## Action item
Check every line of the material below for the string "cross", and return the ones that have it.

## The input
________

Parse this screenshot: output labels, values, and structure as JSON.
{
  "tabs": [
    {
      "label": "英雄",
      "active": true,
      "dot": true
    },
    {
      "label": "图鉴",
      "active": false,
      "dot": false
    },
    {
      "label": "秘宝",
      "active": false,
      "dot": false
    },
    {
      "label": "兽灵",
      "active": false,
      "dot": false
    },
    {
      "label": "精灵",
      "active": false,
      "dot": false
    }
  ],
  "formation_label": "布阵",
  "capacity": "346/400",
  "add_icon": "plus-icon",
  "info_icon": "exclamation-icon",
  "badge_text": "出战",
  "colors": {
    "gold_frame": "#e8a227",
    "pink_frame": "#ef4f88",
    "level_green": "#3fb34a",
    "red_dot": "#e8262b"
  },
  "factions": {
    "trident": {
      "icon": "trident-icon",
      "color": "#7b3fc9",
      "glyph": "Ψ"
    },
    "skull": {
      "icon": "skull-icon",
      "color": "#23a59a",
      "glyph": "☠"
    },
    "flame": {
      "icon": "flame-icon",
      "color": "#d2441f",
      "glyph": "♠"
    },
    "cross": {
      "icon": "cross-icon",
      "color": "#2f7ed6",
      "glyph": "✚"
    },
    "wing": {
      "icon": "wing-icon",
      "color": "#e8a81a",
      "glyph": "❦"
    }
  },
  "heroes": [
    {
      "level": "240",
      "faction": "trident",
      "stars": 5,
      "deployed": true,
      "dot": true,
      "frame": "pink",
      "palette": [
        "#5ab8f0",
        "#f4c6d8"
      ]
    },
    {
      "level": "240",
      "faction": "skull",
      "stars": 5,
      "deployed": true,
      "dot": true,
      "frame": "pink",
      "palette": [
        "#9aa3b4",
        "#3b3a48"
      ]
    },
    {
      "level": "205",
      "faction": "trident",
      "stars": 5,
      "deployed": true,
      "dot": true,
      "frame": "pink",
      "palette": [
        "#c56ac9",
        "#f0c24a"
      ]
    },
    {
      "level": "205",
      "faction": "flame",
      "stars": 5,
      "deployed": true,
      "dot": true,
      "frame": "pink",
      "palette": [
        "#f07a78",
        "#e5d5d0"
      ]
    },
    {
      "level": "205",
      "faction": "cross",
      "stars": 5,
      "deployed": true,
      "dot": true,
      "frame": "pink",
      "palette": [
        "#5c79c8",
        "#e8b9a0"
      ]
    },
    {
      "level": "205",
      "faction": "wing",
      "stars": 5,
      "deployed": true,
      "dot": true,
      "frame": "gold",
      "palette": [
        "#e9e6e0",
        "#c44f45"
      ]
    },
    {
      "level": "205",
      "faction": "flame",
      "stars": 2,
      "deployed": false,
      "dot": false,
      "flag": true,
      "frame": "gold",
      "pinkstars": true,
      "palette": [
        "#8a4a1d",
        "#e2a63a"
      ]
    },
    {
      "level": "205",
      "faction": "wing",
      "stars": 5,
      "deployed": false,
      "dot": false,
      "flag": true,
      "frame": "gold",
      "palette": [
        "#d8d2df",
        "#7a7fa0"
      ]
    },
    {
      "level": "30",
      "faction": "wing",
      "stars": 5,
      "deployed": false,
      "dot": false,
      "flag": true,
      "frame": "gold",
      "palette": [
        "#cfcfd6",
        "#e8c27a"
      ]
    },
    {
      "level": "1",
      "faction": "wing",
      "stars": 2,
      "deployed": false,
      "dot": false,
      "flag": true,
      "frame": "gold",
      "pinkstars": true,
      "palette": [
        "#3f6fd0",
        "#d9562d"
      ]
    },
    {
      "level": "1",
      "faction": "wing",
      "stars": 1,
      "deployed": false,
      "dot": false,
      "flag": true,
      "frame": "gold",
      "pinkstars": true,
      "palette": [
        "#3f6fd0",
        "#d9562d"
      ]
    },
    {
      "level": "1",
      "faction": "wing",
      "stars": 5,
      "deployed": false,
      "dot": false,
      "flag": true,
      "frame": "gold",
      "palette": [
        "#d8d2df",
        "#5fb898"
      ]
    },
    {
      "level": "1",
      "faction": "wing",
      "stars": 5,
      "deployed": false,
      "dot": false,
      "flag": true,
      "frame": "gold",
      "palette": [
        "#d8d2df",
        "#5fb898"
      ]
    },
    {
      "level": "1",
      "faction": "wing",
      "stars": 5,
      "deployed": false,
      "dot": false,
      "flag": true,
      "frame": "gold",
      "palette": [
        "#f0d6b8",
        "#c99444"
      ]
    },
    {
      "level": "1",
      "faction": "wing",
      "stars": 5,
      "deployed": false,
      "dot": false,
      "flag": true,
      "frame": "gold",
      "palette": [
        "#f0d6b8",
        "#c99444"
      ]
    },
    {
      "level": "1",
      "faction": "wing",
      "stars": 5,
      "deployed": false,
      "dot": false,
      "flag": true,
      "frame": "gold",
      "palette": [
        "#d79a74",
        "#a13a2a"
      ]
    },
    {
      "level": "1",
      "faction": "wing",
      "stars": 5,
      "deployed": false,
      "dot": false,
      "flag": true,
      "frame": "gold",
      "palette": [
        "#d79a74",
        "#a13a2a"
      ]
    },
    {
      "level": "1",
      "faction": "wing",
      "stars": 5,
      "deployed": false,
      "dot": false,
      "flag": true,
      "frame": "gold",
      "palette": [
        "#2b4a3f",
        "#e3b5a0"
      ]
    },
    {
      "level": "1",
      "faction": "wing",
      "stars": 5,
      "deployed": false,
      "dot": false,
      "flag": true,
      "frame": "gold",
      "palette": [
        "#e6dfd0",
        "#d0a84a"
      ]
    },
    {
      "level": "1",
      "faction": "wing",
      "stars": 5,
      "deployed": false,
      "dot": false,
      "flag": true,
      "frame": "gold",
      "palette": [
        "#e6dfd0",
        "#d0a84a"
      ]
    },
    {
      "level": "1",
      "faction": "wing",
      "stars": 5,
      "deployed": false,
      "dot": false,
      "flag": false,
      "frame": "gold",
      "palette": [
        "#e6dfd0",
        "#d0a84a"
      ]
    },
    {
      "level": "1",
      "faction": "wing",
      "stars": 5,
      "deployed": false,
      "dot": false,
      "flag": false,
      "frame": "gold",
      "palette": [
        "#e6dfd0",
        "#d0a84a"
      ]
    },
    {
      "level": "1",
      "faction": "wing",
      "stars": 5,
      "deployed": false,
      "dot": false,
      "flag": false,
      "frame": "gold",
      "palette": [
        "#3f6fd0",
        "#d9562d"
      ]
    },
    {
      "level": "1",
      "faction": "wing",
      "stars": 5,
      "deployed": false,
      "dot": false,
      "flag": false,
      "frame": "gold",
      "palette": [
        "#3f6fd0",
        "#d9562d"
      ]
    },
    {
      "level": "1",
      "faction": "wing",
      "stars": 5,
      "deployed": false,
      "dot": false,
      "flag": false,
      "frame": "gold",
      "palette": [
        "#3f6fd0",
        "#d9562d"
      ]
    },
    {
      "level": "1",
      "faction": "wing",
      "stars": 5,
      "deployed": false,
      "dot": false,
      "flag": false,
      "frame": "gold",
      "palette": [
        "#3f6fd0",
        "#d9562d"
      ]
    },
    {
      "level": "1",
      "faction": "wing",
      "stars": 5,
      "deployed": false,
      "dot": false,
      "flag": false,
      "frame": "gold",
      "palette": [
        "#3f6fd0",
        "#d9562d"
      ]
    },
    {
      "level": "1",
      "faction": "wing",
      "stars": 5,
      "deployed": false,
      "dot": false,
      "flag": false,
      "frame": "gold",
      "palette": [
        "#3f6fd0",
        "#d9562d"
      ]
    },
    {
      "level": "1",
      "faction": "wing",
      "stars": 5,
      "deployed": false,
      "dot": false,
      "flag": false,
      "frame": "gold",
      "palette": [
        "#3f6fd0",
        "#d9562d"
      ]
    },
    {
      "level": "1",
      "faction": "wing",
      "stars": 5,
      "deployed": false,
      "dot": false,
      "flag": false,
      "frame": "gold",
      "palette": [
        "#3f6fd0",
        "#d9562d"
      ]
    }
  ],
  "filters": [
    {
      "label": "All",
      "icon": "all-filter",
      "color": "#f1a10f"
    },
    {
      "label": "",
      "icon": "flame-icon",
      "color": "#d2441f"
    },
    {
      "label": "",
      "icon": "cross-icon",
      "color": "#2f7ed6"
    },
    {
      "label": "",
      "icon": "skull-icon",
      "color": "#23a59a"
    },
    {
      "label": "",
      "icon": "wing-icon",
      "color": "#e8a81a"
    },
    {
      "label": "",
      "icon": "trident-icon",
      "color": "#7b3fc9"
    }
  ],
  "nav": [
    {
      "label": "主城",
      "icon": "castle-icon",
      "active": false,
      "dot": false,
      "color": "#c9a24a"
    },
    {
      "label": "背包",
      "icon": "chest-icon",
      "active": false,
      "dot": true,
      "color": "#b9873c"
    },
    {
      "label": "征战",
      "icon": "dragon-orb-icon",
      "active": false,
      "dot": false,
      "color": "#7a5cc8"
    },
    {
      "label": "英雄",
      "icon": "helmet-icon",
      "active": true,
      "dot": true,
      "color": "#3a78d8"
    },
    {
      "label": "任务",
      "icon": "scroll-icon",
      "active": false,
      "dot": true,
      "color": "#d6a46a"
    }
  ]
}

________

## Answer for this exercise
    "cross": {
      "icon": "cross-icon",
      "faction": "cross",
      "icon": "cross-icon",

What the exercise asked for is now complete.